Turkish Prime Minister Binali Yıldırım urged Friday the authorities of Iraqi Kurdistan to abandon the idea of holding an independence referendum, as it could ultimately provoke a new, unnecessary conflict in the region.
"We urge the head of the Kurdish regional administration of Iraq Masoud Barzani to avoid this serious mistake, as there are already enough problems in the region, such as the fight against the IS [Islamic State] and the PKK (Kurdistan Workers' Party, banned in Turkey), and the long-standing civil war in Syria. It this case, another conflict may arise, which will primarily hurt our Kurdish brothers living in the region," Yıldırım told reporters.
The Kurdish region's parliament voted Friday evening to approve the holding of a controversial referendum on support for independence Sept. 25.
According to Yıldırım, the United Nations may join the discussion on this issue in the coming days.
Asked about the possibility of Turkey imposing sanctions against the Iraqi Kurdistan in the event of a referendum, Yıldırım noted that Ankara was "ready to take all necessary steps," while at the same time expressing his hope that Erbil would reverse its intention.
Earlier Friday, Turkish President Recep Tayyip Erdoğan said his country plans to hold a high-level security meeting on Sept. 22 to decide what response to take over the Kurdish referendum, accused leaders of Iraq's autonomous region of "serious political ineptitude" for going ahead with plans to hold the vote.

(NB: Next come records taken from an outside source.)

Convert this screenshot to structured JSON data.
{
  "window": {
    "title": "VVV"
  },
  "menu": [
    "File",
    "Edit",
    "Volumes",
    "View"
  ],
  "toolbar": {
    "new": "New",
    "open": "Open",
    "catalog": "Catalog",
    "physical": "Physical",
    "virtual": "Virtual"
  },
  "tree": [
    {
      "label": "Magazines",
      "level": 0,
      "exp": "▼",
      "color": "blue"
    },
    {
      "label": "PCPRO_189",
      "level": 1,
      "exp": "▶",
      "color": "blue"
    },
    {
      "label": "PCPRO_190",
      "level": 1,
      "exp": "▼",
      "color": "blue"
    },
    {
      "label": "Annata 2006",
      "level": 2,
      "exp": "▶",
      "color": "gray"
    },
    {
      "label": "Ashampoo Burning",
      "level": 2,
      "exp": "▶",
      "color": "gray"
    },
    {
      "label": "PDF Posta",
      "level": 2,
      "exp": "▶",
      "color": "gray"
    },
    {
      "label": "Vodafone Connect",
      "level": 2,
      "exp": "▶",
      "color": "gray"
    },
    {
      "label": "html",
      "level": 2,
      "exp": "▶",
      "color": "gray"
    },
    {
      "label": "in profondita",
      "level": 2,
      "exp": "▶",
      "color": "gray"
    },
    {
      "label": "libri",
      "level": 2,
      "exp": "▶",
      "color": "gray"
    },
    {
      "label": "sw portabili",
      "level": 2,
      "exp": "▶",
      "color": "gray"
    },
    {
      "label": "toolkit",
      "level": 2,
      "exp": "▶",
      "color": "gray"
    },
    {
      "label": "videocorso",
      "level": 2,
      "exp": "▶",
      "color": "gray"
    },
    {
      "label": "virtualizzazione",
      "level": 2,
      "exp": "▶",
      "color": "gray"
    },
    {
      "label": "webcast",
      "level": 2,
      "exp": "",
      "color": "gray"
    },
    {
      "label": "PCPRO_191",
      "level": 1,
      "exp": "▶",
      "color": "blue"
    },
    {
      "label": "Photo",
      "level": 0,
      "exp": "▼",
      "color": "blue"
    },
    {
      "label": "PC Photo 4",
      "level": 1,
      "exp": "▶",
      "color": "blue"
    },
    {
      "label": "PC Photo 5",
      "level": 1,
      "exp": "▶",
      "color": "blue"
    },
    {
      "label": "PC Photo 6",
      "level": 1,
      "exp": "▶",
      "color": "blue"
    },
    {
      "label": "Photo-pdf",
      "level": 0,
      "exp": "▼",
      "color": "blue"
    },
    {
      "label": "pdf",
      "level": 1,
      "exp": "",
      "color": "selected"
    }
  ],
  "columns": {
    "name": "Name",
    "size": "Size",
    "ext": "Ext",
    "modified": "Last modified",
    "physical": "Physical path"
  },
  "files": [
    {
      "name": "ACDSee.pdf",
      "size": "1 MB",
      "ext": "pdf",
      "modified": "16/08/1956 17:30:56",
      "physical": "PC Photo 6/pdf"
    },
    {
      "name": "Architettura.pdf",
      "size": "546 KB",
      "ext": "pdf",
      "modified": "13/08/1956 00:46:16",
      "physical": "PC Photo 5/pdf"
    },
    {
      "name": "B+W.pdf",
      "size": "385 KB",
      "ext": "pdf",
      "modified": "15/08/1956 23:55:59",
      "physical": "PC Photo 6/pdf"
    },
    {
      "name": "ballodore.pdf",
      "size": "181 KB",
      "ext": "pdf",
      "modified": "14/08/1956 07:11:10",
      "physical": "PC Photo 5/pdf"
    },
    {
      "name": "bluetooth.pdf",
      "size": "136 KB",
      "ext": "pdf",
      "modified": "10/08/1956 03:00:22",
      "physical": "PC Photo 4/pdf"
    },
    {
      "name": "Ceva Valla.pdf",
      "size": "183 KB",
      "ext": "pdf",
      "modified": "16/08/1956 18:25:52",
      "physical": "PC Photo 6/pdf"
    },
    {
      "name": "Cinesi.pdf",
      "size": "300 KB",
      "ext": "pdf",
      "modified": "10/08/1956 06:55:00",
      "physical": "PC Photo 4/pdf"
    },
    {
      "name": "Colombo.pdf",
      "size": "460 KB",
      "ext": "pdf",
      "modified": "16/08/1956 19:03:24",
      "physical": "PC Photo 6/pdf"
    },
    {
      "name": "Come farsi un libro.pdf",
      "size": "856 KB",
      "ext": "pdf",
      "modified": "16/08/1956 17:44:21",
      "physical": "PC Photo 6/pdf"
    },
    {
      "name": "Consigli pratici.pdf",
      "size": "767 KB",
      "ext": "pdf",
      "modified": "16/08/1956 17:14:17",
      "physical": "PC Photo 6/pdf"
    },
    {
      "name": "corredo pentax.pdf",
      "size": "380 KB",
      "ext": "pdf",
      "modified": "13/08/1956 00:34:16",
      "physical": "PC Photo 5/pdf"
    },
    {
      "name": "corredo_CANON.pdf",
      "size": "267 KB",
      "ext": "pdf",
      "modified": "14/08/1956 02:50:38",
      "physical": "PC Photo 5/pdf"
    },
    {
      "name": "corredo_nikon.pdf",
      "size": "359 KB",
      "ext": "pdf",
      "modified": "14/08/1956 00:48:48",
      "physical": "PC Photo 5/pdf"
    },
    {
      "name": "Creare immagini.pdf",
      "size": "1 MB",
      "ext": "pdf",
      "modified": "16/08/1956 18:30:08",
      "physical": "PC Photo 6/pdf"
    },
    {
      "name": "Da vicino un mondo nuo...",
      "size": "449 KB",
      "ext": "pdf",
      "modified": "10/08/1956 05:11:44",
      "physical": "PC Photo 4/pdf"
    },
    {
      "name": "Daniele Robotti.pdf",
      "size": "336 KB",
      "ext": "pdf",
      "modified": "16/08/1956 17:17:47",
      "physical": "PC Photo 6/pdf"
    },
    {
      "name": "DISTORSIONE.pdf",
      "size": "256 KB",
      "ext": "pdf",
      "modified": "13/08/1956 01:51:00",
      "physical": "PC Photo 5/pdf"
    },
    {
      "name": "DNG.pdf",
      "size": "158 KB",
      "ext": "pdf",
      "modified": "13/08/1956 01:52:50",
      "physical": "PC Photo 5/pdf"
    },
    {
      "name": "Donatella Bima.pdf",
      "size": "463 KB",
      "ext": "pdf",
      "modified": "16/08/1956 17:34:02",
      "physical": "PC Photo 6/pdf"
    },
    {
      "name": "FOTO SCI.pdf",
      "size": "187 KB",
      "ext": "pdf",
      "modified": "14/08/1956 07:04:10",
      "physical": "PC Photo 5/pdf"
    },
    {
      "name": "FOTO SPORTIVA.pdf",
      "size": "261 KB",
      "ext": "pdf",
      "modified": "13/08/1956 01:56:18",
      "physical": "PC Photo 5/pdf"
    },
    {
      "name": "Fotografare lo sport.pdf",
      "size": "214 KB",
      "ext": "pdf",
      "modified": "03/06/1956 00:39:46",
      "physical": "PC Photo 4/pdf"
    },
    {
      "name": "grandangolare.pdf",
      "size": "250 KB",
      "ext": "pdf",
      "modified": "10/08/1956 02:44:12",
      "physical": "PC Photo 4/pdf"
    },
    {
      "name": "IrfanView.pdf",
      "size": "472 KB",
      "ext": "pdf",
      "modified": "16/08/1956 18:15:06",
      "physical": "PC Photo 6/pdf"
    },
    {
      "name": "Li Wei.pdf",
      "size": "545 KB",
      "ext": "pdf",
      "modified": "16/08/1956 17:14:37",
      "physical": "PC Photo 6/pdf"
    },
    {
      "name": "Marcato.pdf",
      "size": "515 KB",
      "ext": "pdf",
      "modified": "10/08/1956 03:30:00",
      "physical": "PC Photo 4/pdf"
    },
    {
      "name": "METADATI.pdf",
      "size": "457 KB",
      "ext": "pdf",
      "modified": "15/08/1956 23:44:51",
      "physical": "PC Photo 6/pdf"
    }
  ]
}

In June, the authorities of Iraqi Kurdistan announced that they would hold the independence referendum on September 25, ignoring the opinion of the central authorities, which consider the referendum illegal. The Iraqi parliament voted has against having such a referendum.
The leader of Iraqi Kurdistan Masoud Barzani said Thursday that he might consider the proposal of several Western countries to postpone the planned referendum if a suitable alternative is found.
The United States opposes the Kurdistan Regional Government’s decision to hold the referendum on independence, the White House said in a statement.
"[T]he referendum is distracting from efforts to defeat ISIS [Islamic State] and stabilise the liberated areas," the statement said on Friday. "We, therefore, call on the Kurdistan Regional Government to call off the referendum."
The White House warned that holding the referendum in conflict areas is "particularly provocative and destabilising."
The United Nations has urged Barzani to drop the plan and enter talks with Baghdad aimed at reaching a deal within three years.